You do realize a lot of them are young and new to the industry right? Supervisors are likely swamped by dozens of rookie personnel because NASA is the one giving the newer hands in spaceflight a chance to work on rockets and spacecraft before they’re hired by more practical companies like ULA, SpaceX or Blue Origin. 

I know a few people who were hired by Blue Origin. They were (relatively to me, anyway) young and new to the industry.

Of course, that's just anecdotal. It could be that every other person at Blue Origin is a grizzled veteran steely-eyed missile man.

Share this post


Link to post
Share on other sites

I believe most of the senior personnel at SpX, BO, and the other startups are NASA veterans.with the rank and file filled with aspiring kerbonauts.

Share this post

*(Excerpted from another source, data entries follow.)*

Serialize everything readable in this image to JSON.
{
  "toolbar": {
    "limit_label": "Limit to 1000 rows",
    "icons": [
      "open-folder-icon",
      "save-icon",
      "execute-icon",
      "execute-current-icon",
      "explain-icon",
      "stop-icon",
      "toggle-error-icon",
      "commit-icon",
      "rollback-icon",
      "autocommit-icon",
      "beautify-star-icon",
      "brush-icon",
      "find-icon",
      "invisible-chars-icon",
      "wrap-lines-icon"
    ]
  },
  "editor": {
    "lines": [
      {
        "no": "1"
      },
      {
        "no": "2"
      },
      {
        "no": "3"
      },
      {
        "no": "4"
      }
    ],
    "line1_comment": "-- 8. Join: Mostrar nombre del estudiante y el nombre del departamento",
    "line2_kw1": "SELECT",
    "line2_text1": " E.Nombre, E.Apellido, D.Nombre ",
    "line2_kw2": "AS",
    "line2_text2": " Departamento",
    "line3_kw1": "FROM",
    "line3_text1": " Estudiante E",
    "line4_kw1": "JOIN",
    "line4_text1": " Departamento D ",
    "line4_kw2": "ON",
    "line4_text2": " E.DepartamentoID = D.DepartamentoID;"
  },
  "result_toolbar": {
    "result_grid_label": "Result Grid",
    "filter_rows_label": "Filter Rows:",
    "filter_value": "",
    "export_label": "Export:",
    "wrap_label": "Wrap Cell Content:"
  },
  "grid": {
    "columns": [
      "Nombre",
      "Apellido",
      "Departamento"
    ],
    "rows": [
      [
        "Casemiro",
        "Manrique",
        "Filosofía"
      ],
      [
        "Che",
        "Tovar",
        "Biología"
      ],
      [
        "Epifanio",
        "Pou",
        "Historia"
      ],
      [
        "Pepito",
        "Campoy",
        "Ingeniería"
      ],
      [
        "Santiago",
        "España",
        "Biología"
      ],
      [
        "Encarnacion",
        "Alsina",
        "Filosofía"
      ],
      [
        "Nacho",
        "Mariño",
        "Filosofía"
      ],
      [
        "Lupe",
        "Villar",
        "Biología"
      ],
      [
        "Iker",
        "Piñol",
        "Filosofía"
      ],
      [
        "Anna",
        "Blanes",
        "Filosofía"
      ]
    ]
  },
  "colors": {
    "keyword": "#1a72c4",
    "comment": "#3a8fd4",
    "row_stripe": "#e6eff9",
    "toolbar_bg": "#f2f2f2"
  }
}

Link to post
Share on other sites
On 7/10/2019 at 9:35 PM, ZooNamedGames said:

SLS is less than a year away from LAUNCH day, not from a major development milestone- from leaving the ground with all of its equipment (minus LSS and that isn’t even NASA’s problem, that’s ESA’s for being slow).

Um, nope...

 

So a year is mid-2020, 2 years is mid 2021, so we're 2.5 years (earliest) from SLS.

Share this post


Link to post
Share on other sites
Posted (edited)

585601737088303104.png?v=1

being reliable and trustworthy about SLS and being Eric Berger are mutually exclusive.

Edited by Barzon Kerman

Share this post


Link to post
Share on other sites

Bridenstine's comments were made before the Senate. It's public record:

Quote

Twice during testimony before the US Senate Committee Commerce, Science, and Transportation, Bridenstine referenced 2021 as the expected launch date for Artemis-1. "I think 2021 is definitely achievable for the Artemis-1 launch vehicle," Bridenstine said in response to a question from Sen. Roger Wicker, the Mississippi Republican who chairs the committee.

He thinks 2021 is achievable.

That means it's not 2020 at all, and that 2022 is possible as well. Under oath.

Share this post


Link to post
Share on other sites

2020 is definitely possible.

ad.jpg

keep in mind, this is old. more progress has been made

Share this post


Link to post
Share on other sites
3 minutes ago, Barzon Kerman said:

2020 is definitely possible.

The NASA Administrator literally just testified that 2020 is NOT possible.

Saying a launch MIGHT be achievable in 2021 without question means 2020 is off the table, otherwise he would have said they might be able to make 2020.

 

Share this post


Link to post
Share on other sites
1 minute ago, tater said:

The NASA Administrator literally just testified that 2020 is NOT possible.

Saying a launch MIGHT be achievable in 2021 without question means 2020 is off the table, otherwise he would have said they might be able to make 2020.

 

He also didn’t say 2020 wasn’t possible. He said that 2021 was. He’s likely covering his tail so if something goes wrong, no one can say he was wrong. Plus, he can set himself up to be “ahead of schedule” by intentionally listing it as later.

Share this post


Link to post
Share on other sites

Bridenstine is very good at navigating the political oceans of human BEO exploration.

Share this post


Link to post
Share on other sites
Guest
This topic is now closed to further replies.